Earl Rodney Friends and Countrymen
Billed as the first solo album from a steel pan player, this vintage nugget from […]
Billed as the first solo album from a steel pan player, this vintage nugget from ’73 is probably better described as Trinidadian rare groove. The bubbly sounds commonly associated with Calypso and Soca are evident, as is a ’70s island tribal-funk vibe, with Rodney’s alto pan accompanied by horns, whistles, African drums, electric bass, melodic guitar runs, and vocal chants. The mostly uptempo, highly celebratory material comes as somewhat of an unheralded revelation, connecting the Caribbean Diaspora with its African roots in a creative, original way. Flavorful like fresh mangoes, tracks like “Juck Juck” and “Midnight Man” have gro-o-ooves for days.
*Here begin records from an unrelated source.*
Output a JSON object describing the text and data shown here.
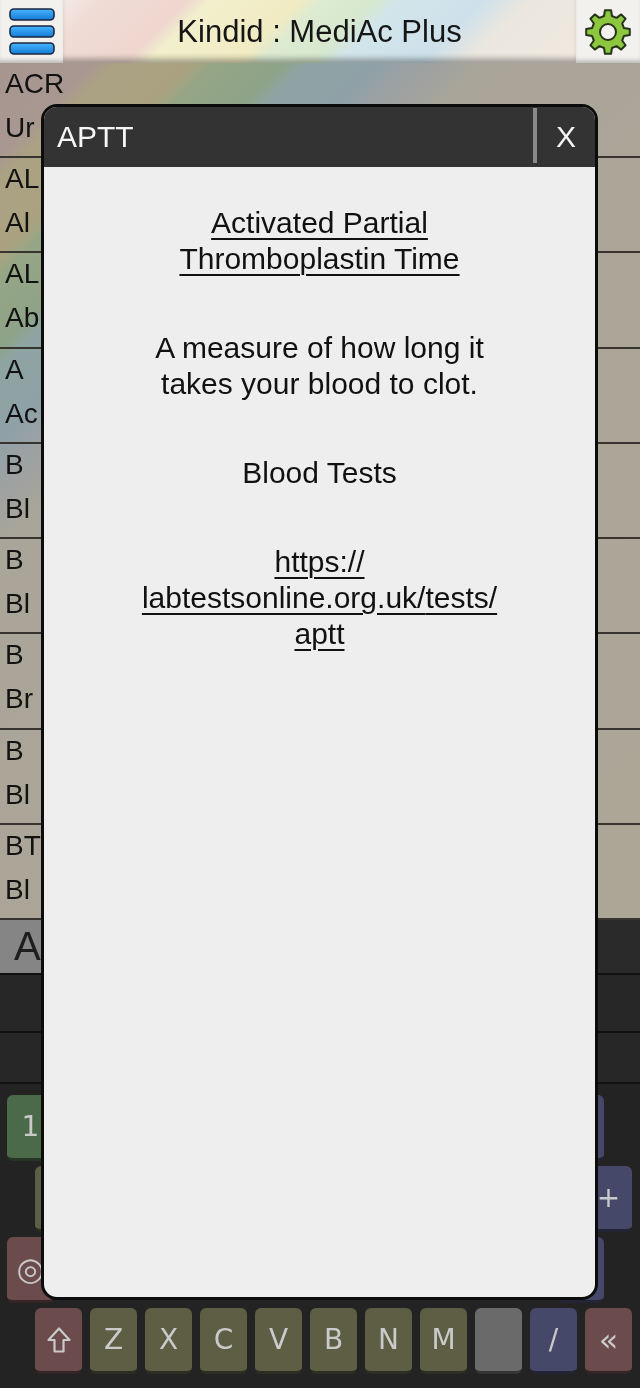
{
  "top_bar": {
    "title": "Kindid : MediAc Plus"
  },
  "list": {
    "rows": [
      {
        "title": "ACR",
        "subtitle": "Ur"
      },
      {
        "title": "AL",
        "subtitle": "Al"
      },
      {
        "title": "AL",
        "subtitle": "Ab"
      },
      {
        "title": "A",
        "subtitle": "Ac"
      },
      {
        "title": "B",
        "subtitle": "Bl"
      },
      {
        "title": "B",
        "subtitle": "Bl"
      },
      {
        "title": "B",
        "subtitle": "Br"
      },
      {
        "title": "B",
        "subtitle": "Bl"
      },
      {
        "title": "BT",
        "subtitle": "Bl"
      }
    ]
  },
  "search": {
    "value": "A"
  },
  "keyboard": {
    "rows": [
      {
        "keys": [
          {
            "kind": "digit",
            "label": "1"
          },
          {
            "kind": "operator"
          }
        ]
      },
      {
        "keys": [
          {
            "kind": "letter"
          },
          {
            "kind": "operator",
            "label": "+"
          }
        ]
      },
      {
        "keys": [
          {
            "kind": "function",
            "label": "◎"
          },
          {
            "kind": "operator"
          }
        ]
      },
      {
        "keys": [
          {
            "kind": "shift"
          },
          {
            "kind": "letter",
            "label": "Z"
          },
          {
            "kind": "letter",
            "label": "X"
          },
          {
            "kind": "letter",
            "label": "C"
          },
          {
            "kind": "letter",
            "label": "V"
          },
          {
            "kind": "letter",
            "label": "B"
          },
          {
            "kind": "letter",
            "label": "N"
          },
          {
            "kind": "letter",
            "label": "M"
          },
          {
            "kind": "blank"
          },
          {
            "kind": "operator",
            "label": "/"
          },
          {
            "kind": "function",
            "label": "«"
          }
        ]
      }
    ]
  },
  "dialog": {
    "title": "APTT",
    "close_label": "X",
    "heading": "Activated Partial Thromboplastin Time",
    "description": "A measure of how long it takes your blood to clot.",
    "category": "Blood Tests",
    "link": "https://labtestsonline.org.uk/tests/aptt"
  }
}
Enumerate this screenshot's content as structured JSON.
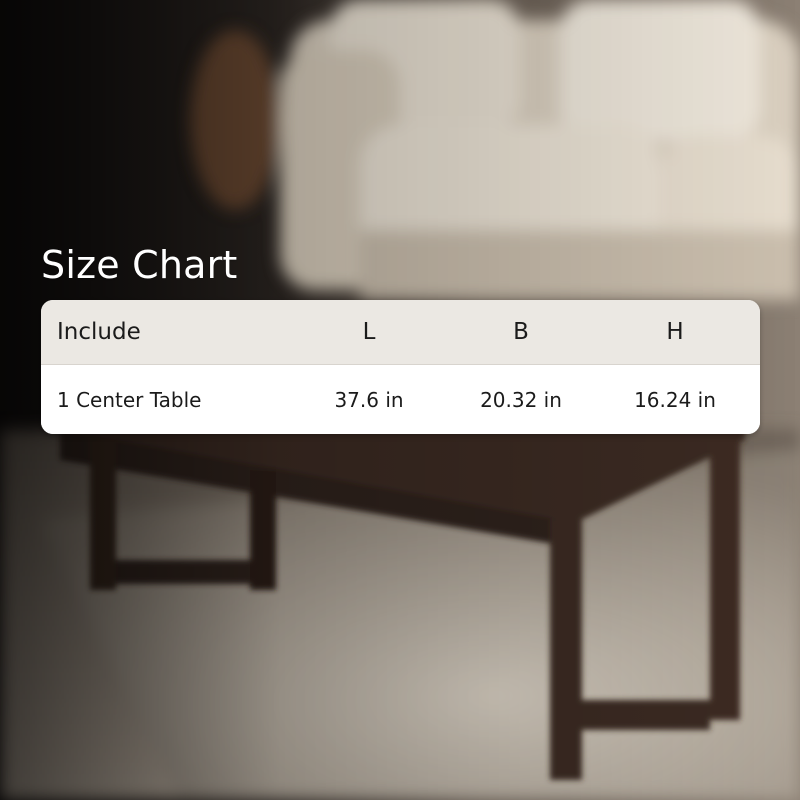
{
  "size_chart": {
    "title": "Size Chart",
    "columns": [
      "Include",
      "L",
      "B",
      "H"
    ],
    "rows": [
      [
        "1 Center Table",
        "37.6 in",
        "20.32 in",
        "16.24 in"
      ]
    ]
  },
  "background": {
    "description_icon": "living-room-photo",
    "colors": {
      "wall_dark": "#1e1a17",
      "sofa": "#e7ddcb",
      "table_wood": "#3b2a22",
      "rug": "#cfc6b8"
    }
  }
}
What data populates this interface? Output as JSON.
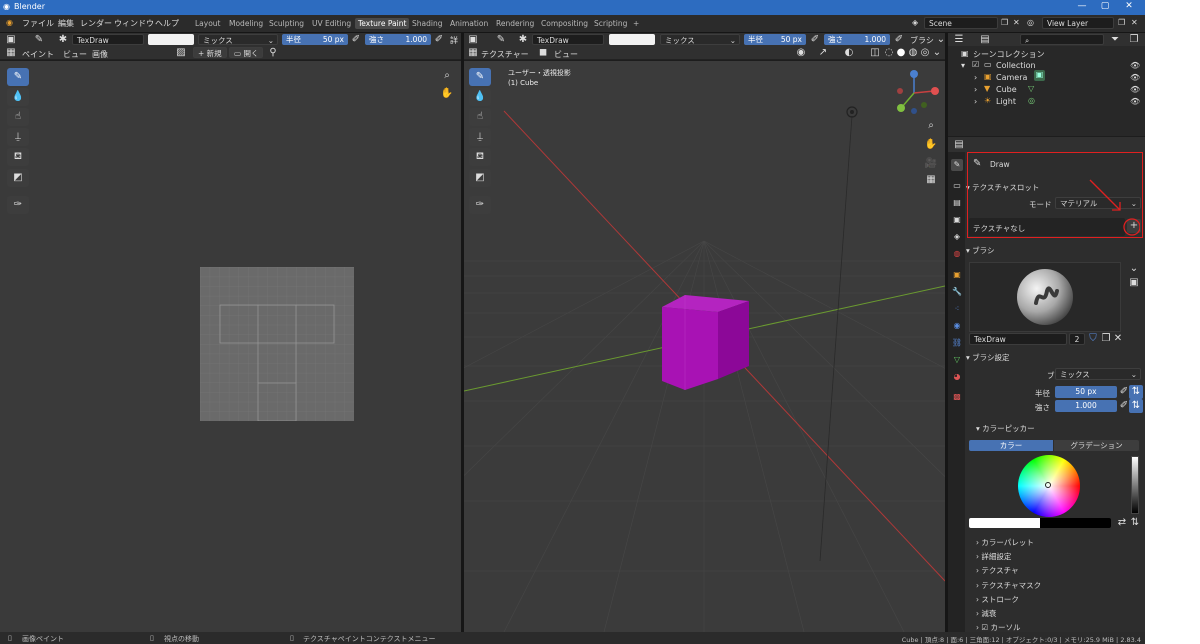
{
  "window": {
    "title": "Blender"
  },
  "menu": [
    "ファイル",
    "編集",
    "レンダー",
    "ウィンドウ",
    "ヘルプ"
  ],
  "workspaces": [
    "Layout",
    "Modeling",
    "Sculpting",
    "UV Editing",
    "Texture Paint",
    "Shading",
    "Animation",
    "Rendering",
    "Compositing",
    "Scripting",
    "+"
  ],
  "active_workspace": "Texture Paint",
  "scene": {
    "scene_name": "Scene",
    "view_layer": "View Layer"
  },
  "image_editor": {
    "brush_name": "TexDraw",
    "blend": "ミックス",
    "radius_label": "半径",
    "radius_value": "50 px",
    "strength_label": "強さ",
    "strength_value": "1.000",
    "overflow": "詳",
    "mode": "ペイント",
    "view": "ビュー",
    "image": "画像",
    "new": "新規",
    "open": "開く"
  },
  "viewport": {
    "brush_name": "TexDraw",
    "blend": "ミックス",
    "radius_label": "半径",
    "radius_value": "50 px",
    "strength_label": "強さ",
    "strength_value": "1.000",
    "overflow": "ブラシ",
    "mode": "テクスチャー",
    "view": "ビュー",
    "view_label": "ユーザー・透視投影",
    "object_label": "(1) Cube"
  },
  "outliner": {
    "title": "シーンコレクション",
    "items": [
      {
        "label": "Collection"
      },
      {
        "label": "Camera"
      },
      {
        "label": "Cube"
      },
      {
        "label": "Light"
      }
    ]
  },
  "properties": {
    "brush_title": "Draw",
    "texture_slots_header": "テクスチャスロット",
    "mode_label": "モード",
    "mode_value": "マテリアル",
    "no_texture": "テクスチャなし",
    "add": "+",
    "brush_header": "ブラシ",
    "brush_name": "TexDraw",
    "brush_users": "2",
    "brush_settings_header": "ブラシ設定",
    "blend_label": "ブレンド",
    "blend_value": "ミックス",
    "radius_label": "半径",
    "radius_value": "50 px",
    "strength_label": "強さ",
    "strength_value": "1.000",
    "color_picker_header": "カラーピッカー",
    "tab_color": "カラー",
    "tab_gradient": "グラデーション",
    "subpanels": [
      "カラーパレット",
      "詳細設定",
      "テクスチャ",
      "テクスチャマスク",
      "ストローク",
      "減衰",
      "カーソル"
    ]
  },
  "statusbar": {
    "left": "画像ペイント",
    "middle": "視点の移動",
    "right_hint": "テクスチャペイントコンテクストメニュー",
    "stats": "Cube | 頂点:8 | 面:6 | 三角面:12 | オブジェクト:0/3 | メモリ:25.9 MiB | 2.83.4"
  },
  "colors": {
    "accent": "#4772b3",
    "cube": "#a010b0",
    "annotation": "#e02020"
  }
}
Intoxicating as a tall glass of aged Trini rum on a hot day, Friends and Countrymen pans out quite excellently.